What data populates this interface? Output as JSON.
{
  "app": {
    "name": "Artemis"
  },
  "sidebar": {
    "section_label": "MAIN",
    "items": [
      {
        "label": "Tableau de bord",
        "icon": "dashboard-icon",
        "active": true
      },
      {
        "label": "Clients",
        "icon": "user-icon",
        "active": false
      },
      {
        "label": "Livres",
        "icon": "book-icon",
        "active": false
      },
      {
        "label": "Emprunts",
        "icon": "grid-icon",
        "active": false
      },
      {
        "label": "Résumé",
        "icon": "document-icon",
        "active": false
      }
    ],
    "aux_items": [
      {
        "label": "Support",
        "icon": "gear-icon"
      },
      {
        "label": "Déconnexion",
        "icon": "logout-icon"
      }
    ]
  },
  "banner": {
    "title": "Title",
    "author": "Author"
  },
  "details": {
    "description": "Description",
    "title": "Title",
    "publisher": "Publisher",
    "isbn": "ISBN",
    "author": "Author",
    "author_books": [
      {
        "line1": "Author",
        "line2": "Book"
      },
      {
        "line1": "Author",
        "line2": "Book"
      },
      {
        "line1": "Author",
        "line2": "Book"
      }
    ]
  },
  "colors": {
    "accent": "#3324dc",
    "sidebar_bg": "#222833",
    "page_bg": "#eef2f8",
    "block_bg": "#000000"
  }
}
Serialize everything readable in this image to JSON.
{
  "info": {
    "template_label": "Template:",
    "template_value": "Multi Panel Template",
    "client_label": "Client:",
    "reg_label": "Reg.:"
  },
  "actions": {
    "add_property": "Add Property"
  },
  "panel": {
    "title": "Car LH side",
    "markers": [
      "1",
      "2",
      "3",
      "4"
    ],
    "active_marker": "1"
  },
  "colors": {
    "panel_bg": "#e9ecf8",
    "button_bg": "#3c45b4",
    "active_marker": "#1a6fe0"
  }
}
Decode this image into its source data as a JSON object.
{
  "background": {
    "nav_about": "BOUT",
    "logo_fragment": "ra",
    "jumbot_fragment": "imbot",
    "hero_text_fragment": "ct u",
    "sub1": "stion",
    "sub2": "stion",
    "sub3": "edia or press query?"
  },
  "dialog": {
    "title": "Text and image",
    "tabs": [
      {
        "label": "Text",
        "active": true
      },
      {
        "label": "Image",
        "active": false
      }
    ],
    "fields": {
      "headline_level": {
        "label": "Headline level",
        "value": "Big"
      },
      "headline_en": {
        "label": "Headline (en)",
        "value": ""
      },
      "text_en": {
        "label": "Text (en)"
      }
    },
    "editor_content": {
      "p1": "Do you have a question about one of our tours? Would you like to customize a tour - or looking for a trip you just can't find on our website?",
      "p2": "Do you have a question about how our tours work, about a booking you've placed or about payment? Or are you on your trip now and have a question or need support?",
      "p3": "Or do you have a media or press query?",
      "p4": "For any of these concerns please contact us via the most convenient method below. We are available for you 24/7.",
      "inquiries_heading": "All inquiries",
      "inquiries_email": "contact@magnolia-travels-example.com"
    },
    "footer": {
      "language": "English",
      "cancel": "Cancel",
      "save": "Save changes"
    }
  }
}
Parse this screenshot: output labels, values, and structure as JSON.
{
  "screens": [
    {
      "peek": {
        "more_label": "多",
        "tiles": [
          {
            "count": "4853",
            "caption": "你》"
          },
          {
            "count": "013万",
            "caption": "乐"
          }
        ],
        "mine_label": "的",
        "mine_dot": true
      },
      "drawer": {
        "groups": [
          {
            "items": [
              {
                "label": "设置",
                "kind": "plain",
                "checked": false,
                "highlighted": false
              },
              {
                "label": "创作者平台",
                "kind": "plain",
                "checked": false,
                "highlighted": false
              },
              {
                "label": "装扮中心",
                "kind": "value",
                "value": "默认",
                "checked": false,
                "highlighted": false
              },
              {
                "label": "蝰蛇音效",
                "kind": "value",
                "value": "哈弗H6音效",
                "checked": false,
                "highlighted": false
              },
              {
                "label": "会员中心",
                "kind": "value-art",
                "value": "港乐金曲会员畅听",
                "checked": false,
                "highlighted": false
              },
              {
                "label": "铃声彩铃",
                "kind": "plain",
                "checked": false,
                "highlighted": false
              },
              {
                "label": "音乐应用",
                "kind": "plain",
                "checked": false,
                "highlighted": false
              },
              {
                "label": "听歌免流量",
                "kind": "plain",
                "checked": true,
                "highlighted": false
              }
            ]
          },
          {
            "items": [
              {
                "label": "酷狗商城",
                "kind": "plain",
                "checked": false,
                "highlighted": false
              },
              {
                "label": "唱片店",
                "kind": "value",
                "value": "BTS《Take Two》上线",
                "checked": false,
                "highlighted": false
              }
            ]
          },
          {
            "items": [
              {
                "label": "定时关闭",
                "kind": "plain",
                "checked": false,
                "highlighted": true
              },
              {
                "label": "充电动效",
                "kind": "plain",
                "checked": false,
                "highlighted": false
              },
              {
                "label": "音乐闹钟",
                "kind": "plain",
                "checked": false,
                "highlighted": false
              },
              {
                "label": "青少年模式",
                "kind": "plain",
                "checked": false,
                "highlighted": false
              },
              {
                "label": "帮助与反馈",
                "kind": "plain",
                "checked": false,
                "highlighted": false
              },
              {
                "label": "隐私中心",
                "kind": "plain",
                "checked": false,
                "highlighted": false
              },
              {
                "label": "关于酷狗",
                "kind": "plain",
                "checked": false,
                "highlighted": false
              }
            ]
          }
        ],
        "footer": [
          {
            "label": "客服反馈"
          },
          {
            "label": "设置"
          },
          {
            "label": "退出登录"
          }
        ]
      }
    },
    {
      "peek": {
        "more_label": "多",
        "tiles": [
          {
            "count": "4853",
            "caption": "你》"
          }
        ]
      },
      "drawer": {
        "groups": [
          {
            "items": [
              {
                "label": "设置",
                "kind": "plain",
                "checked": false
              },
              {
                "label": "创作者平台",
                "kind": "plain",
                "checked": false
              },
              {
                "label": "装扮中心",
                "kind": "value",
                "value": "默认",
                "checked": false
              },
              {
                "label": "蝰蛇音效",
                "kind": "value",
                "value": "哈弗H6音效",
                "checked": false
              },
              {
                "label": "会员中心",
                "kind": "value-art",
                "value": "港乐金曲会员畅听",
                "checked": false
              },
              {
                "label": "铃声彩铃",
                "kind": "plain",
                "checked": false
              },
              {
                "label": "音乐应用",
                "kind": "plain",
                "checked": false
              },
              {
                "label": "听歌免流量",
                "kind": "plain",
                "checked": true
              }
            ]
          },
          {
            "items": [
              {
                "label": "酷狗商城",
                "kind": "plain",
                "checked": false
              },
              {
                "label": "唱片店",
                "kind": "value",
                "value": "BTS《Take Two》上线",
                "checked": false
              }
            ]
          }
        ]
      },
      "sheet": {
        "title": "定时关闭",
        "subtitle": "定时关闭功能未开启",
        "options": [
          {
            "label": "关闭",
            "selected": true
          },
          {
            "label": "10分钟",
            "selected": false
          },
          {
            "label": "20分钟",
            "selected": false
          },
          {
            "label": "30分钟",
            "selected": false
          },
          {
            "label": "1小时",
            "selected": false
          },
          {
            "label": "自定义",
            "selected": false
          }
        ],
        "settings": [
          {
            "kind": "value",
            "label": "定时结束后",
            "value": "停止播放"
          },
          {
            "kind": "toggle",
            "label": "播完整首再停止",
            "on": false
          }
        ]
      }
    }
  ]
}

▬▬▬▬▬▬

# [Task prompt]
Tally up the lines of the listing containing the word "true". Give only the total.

# [Your solution]
7